Add MS 39636 f. 10r
At the medieval Apple store, trying out the latest iPad.  Additional MS 39636, f. 10r

I've been inspired to caption for a few reasons:  an amateur's love of medieval illuminated manuscripts, the vibrant, welcoming community of medievalists on Twitter (Damien Kempf, Sarah Peverley, Kathleen McCallum, and Shamma Boyarin, to name just a few); and the British Library's farsighted decision to make its medieval images free of copyright restrictions, meaning manuscript geeks like myself can caption, post, and play with the Library's image-hoard to their hearts' content.

Sharing captioned illuminations on Twitter is a great way to spark scholarly discussion, and I have learned much from tweeters and bloggers such as Steffen Hope and A Clerk of Oxford.  Of course, given the impish nature of many captions, the online conversation is not always entirely serious.  The following image, for example, gave rise to a debate between tweeting medievalists (Sarah J Biggs among them) as to the 14th-century origins of designer handbags:

Harley MS 4399 f. 22r
A queen, a monk, and a fabulous bag (probably Kate Spade).  Harley MS 4399, f. 22r

 Undoubtedly the best captions, like the best lyric poems, write themselves:

Royal MS 6 E VI f. 104r
With this bagel, I thee wed.  Royal MS 6 E VI, f. 104r

Other captions heighten the drama of crucial moments in a manuscript's narrative:

Harley MS 4399 f. 82r
A monk, bopped on the head with a baguette.  Harley MS 4399, f. 82r

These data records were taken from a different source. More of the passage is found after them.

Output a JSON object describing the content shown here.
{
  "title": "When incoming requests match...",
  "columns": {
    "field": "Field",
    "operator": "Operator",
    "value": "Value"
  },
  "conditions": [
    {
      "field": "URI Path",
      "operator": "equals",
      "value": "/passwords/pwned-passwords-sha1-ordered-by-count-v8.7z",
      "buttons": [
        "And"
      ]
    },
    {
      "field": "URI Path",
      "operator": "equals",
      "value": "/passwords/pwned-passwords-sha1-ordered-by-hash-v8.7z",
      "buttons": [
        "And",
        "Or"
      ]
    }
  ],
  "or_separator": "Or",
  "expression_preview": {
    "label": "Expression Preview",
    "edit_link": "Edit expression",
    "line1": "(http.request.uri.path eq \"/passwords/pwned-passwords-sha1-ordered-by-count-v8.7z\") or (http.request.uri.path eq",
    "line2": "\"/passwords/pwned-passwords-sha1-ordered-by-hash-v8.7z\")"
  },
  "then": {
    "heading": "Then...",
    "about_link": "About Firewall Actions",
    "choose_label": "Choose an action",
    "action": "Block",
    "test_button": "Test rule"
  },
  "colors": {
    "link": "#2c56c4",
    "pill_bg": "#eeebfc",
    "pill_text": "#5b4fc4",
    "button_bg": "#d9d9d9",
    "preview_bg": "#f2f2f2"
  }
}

But my favourite type of caption isn't even the funny kind.  My favourite type of caption is a simple acknowledgement of the beauty, the intimacy, and the exceptionally human quality of medieval manuscript illumination.  The British Library's savvy use of social media is doing much to bring delightful, tender images, like the one below, to an even wider audience:

Royal MS 20 C VII f. 12r
The abbot of Saint-Denis consulting a wise-woman, which is kinda awesome.  Royal MS 20 C VII, f. 12r

An academic librarian in the United States, Robert Miller dreams of a full-time position as a medieval anchorite (with paid vacations).  You can follow his tweets @robmmiller.

And of course, you can follow us at @blmedieval.


The comments to this entry are closed.